Spring Festival box office champion falls in swirl of controversy, what happened?
Published: Jan 29, 2023 09:07 PM Updated: Jan 29, 2023 09:02 PM
Moviegoers check in at a cinema in Dongguang, South China's Guangdong Province on December 14. Photo: VCG

Moviegoers check in at a cinema in Dongguang, South China's Guangdong Province on December 14. Photo: VCG

As once desolated movie theaters again returned to a golden era after the three-year COVID-19 pandemic, during China's Spring Festival holiday, one comedy is now standing out among all leading Chinese New Year movies. Man Jiang Hong, or Full River Red, has been widely praised for its suspenseful historical theme and for its rhythm, yet the movie has also caused heated discussion.

The movie, directed by well-known Chinese director Zhang Yimou, tells a revenge story which is set during the Shaoxing period of the Southern Song Dynasty (1127-1279), between the patriot national hero Yue Fei and Qin Hui, a treacherous official who murdered Yue.

The film takes its title from the undying poem Full River Red, which is believed to have been composed by Yue right before his death to express his grief and indignation at the fall of China's Central Plains.

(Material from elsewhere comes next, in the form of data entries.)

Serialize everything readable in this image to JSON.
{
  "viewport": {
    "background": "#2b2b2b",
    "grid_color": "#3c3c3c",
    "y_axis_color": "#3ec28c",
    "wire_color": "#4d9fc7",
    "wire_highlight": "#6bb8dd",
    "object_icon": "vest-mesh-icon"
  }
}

However, on Thursday, the movie's Sina Weibo account posted an announcement in response to online allegations toward the movie, after many netizens had accused it of "stealing the box office from other movies, manipulating the market , and even plagiarizing content from a TV series."


The announcement said that all the accusations were "nonsense." And two days later the movie issued an official announcement that said it will sue four Weibo users over their "fabricated remarks, which caused widespread misinformation."

In the Weibo announcement, the movie's account (which has filed a lawsuit to the Beijing Internet Court) wrote that "a large number of lies...seriously endangered the legal rights of the film...and the Internet should not be a lawless place."

As a response, the four Weibo users, one with 400,000 followers and the other three with millions of fans, expressed their discontent and two of them decided to appear in court to face the lawsuit.

On Wednesday, one of the four sued Weibo bloggers, nicknamed Miaosila, posted a dialogue screenshot of the 2013 Chinese historical TV series Longmen Biaoju, which includes a storyline similar to that of the movie.The Weibo blogger posted the hashtag of the movie Full River Red together with the screenshot, implying its suspected plagiarism.

The original post from another blogger nicknamed Tulong Yanzhijing on Thursday attracted more than 1.5 million views, the opinion also targeted the movie director Zhang Yimou's suspected close relationship with IMAX China, suggesting that there may be irregularities about the box office.

Polarized reviews

As early as a few days after the film was released on January 22, the first day of Chinese New Year, targeted comments about the film started to spread on Chinese social media.

On the evening of January 24, several netizens posted on Weibo that the movie tickets for The Wandering Earth 2 they bought were refunded by the theater on the grounds of "equipment failure." Yet later on the theater played Full River Red at the same time of the day to the same screening room, suggesting that it's an irregular move to steal the box office.Some compared the movie with another hit, Wandering Earth 2, in terms of funding, production, story, etc.

Public figures show that the production cost of Full River Red was around 500 million yuan ($73 million), while a business insider told the Global Times that the latter was estimated to be more than 1 billion yuan ($147 million).

On Sunday, an opinion piece from Chinese news website Caixin Media noted that in terms of the choice of subject, Full River Red may sound like a majestic epic production where scenes of thousands of troops are stunning, but at its core the movie is nothing but a set of a sitcom with twists.

"The production cost should be only a fraction of The Wandering Earth 2," wrote Caixin Media.

Nevertheless, regardless of negative reviews on social media, the allegations have not been confirmed and how the two parties will behave in court in the near future is still unknown.

Ding Xing, a producer/movie critic from a Beijing-based entertainment production company, told the Global Times that the controversy cannot be "ruled out to be a deliberate commercial game."

Yet overlooking the controversy, such a historical subject has indeed captured the hearts of many moviegoers.

"The movie has gathered all the popular domestic entertaining elements in the past two years: comedy, script, and China's favorite themes," Wang Xinnai, a freelance screenwriter, told the Global Times on Sunday.

"The script packs such a story and such a distinctive main theme into comedy and suspense, while a careful foreshadowing end blooms into a romantic and splendid epic tale," Wang said.

"Full River Red originally existed in my student days as a poem, but now the movie makes this history more concrete in my mind," Liu Lu, a 30-year-old moviegoer told the Global Times.